Donald was stunned and didn’t know what to say. Margaret posed before him in a long, yet fitted, red trench coat and a matching wide brimmed hat.

“It’s nice,” he fails at giving her a compliment, “but they aren’t expecting rain for the rest of the month.”

“It’s not for the rain, silly. Don’t you think this goes much better with that scarlet mask?”

It took him a second to catch on.

“No! No way. The Masked Ghost is gone. I’m not doing that again, and neither are you. It’s over!”

“What about all those people the Masked Ghost helped?”

“That was Adrian. He was able to help them, we can’t.”

“But there are others that need the same time to help.” She pulled off the hat.

“I said no!” He turned and walked away.

Margaret felt hurt; she took off the coat and laid it on the couch along with the hat. She wanted to do something to remember her brother, to keep all his work alive.

Eventually she took a firmer stance and spoke again.

This city is protected

Donald froze in his steps at the sound of the Masked Ghost’s whispery voice. He thought Margaret and the others were back at the taxi when he gave his little melodramatic speech to Spade in the guard shack. He had hoped it would scare the villain from doing such a thing in the future. He didn’t intend to keep running around in a mask, had he?

His shoulders slumped and he looked down at the tile floor where he had spent hours scrubbing away the bloodstains.

Finally, Donald spoke, but couldn’t look at her.

“I promised your father, I promised your brother that I would protect you.”

Margaret moved around him.

“When did you promise Adrian?”

He didn’t have an answer for her. Couldn’t tell his wife that her dead brother had visited him in a dream and made him promise to look after her. In the same dream Adrian seemed intent that Donald would remain the Masked Ghost. It was only a dream. His head was getting beaten in after all. Yet, was his subconscious telling him something? Was he supposed to be the Masked Ghost? He didn’t want to be the vigilante. No one should want to do the type of thing.

“It’s wrong and far too dangerous. We’re not talking about this again!” He dropped into his chair and snatched up the evening newspaper as if to create a barrier between them.

Margaret wanted to yell at him, but couldn’t. In a huff she sat on the couch across from. She stared at him, as if she could burn holes through the paper. It felt oddly familiar, like a night only days ago, as she scanned the headlines of the paper he held up to ignore her.

The Masked Ghost had all but vanished from the papers now. The terrible fire at the import house on the side of the river was now a small story at the bottom of the page. The main stories were about Roosevelt’s attempt at economic recovery and how others were opposing him.

There was also one other story.

Above the fold was a headline that read:


The story told of how the police had a ‘lack of evidence’ in the death of one of Mr. Castella’s ‘business rivals.’

“Hey, wasn’t that man’s name in Adrian’s notes?” Margaret said aloud, “Yes, I remember now. Once he knew Castella wasn’t involved in Sheila’s death he put the name aside to investigate later.”

Donald tried to ignore his wife, but curiosity finally won and he turned the paper around to read the story she had indicated.
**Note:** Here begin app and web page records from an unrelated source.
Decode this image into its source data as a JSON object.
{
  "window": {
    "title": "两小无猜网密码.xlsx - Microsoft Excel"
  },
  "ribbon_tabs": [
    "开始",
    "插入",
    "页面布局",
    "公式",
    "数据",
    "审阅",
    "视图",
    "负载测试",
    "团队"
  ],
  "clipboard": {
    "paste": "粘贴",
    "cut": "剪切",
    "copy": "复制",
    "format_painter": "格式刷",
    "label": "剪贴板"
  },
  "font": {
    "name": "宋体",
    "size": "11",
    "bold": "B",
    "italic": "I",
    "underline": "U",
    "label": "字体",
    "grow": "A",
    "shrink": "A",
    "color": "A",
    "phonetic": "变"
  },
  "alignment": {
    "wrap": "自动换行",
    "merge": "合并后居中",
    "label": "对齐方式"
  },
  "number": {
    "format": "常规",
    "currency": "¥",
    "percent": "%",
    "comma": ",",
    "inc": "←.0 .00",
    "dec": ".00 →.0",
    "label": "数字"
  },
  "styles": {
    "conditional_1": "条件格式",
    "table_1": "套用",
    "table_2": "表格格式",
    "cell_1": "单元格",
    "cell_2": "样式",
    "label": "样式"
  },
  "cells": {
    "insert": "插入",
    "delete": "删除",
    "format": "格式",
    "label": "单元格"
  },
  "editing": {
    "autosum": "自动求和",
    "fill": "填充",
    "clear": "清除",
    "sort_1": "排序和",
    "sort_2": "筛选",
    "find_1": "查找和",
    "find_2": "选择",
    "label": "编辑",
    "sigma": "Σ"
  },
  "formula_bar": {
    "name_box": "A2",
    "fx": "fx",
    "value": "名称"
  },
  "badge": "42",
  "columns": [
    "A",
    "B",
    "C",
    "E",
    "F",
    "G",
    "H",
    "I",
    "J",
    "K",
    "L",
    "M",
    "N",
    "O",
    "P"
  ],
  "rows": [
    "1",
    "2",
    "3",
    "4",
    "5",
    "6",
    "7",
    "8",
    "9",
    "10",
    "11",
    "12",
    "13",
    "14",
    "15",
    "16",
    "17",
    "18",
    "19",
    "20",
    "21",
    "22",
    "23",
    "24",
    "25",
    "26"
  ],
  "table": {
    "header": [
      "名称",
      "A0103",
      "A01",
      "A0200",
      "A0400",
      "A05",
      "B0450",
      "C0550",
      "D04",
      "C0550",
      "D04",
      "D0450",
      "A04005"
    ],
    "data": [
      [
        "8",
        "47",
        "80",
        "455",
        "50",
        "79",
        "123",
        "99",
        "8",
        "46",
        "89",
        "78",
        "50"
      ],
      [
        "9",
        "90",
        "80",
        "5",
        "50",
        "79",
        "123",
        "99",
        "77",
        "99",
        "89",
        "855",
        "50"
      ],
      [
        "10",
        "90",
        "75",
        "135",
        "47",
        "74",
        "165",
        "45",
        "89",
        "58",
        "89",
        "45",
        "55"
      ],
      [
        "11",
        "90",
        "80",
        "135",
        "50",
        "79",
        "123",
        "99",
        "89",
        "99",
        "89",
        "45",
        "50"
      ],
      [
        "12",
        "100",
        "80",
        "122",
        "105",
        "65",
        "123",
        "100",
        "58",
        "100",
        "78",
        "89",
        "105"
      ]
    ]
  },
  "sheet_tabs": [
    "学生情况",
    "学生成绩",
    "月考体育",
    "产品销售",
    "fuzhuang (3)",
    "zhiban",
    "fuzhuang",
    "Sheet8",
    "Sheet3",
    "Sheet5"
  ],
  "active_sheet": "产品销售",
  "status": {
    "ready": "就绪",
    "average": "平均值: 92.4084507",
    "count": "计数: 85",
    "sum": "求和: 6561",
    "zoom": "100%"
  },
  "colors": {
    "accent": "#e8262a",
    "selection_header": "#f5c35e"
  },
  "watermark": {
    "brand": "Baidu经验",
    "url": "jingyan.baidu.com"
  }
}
Margaret was right, ‘Crackers’ Castella had been listed in… in the Masked Ghost files.

The news story left little doubt of the crime. The victim’s skull had been crushed like a handful of crackers. Which was Castella’s trademark. However, the gangster was either good at covering his tracks, had some very well paid lawyers to get him off, or there was police officers on his pay role. After what the Raymonds had just been through, that was very likely.

He stared at the paper for a couple of minutes more, not really reading, then looked up at his wife. She was sitting on the edge of her seat, very anxious, but not saying anything. He knew what she was thinking, because he had the same thoughts, and it scared him.

Donald slowly folded up the newspaper and laid it on the side table, his drink long ignored. Decisively, he stood up.

“Margaret,” he said sternly.

“Yes, dear?” She joined him.

“Get your coat.”

In the next edition of the newspaper, the Masked Ghost was once again steeling the headlines, as was his beautiful and allusive companion, the Scarlet Spirit.

Only the beginning.